hunger Definition

  • 1a feeling of discomfort or weakness caused by lack of food, coupled with the desire to eat
  • 2a severe lack of food

Using hunger: Examples

Take a moment to familiarize yourself with how "hunger" can be used in various situations through the following examples!

  • Example

    The refugees were suffering from hunger and malnutrition.

  • Example

    I skipped breakfast and now I'm feeling hunger pangs.

  • Example

    The charity organization aims to alleviate hunger in impoverished communities.

  • Example

    The famine resulted in widespread hunger and death.

hunger Synonyms and Antonyms

Idioms Using hunger

  • hunger for success

    a strong desire or ambition to achieve success


    He has a hunger for success and is always striving to improve himself.

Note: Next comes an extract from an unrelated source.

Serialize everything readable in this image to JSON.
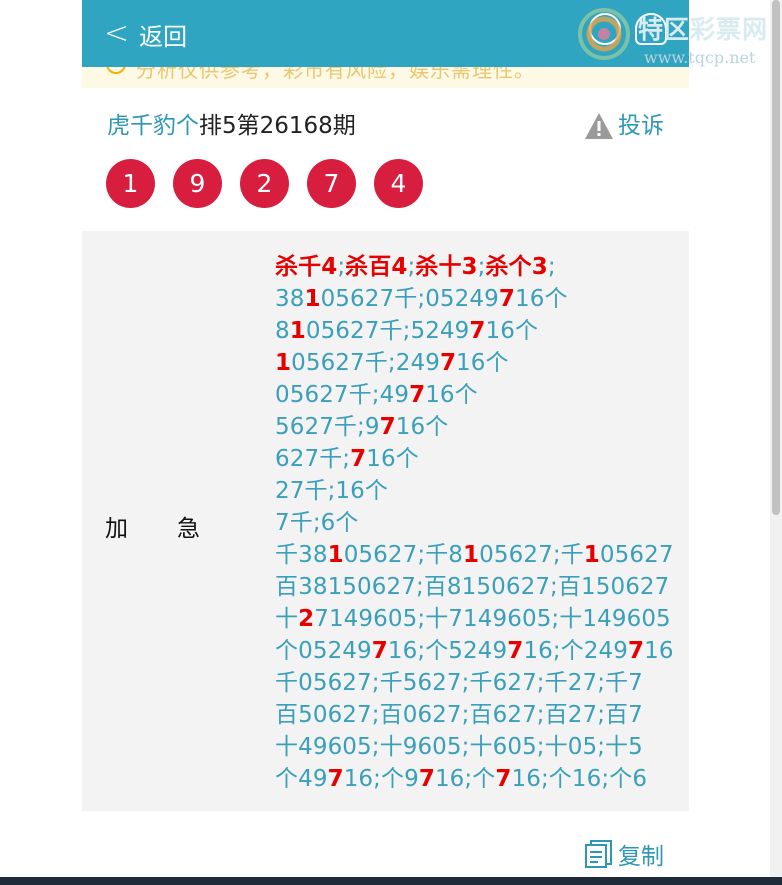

  • a person who performs a public act of self-starvation as a form of art or entertainment


    The hunger artist drew crowds with his extreme performances of fasting.

  • the full moon in January, traditionally associated with a time of scarce food resources


    The Native American tribe held a ceremony during the hunger moon to pray for a bountiful harvest.

Phrases with hunger

  • hunger strike

    a prolonged refusal to eat, especially as a form of protest


    The political prisoner went on a hunger strike to demand better treatment.

  • a strong desire or craving for something


    She had a hunger for adventure and travel.

  • sharp pains in the stomach caused by hunger


    I haven't eaten all day and I'm starting to feel hunger pangs.

Origins of hunger

from Old English 'hungor'


Summary: hunger in Brief

The term 'hunger' [ˈhʌŋɡər] refers to the feeling of discomfort or weakness caused by lack of food, coupled with the desire to eat. It can also denote a severe lack of food, leading to starvation, famine, and malnutrition. Phrases like 'hunger strike' and 'hunger for something' highlight the emotional and psychological aspects of hunger, while idioms like 'hunger for success' and 'hunger artist' extend the concept metaphorically.

How do native speakers use this expression?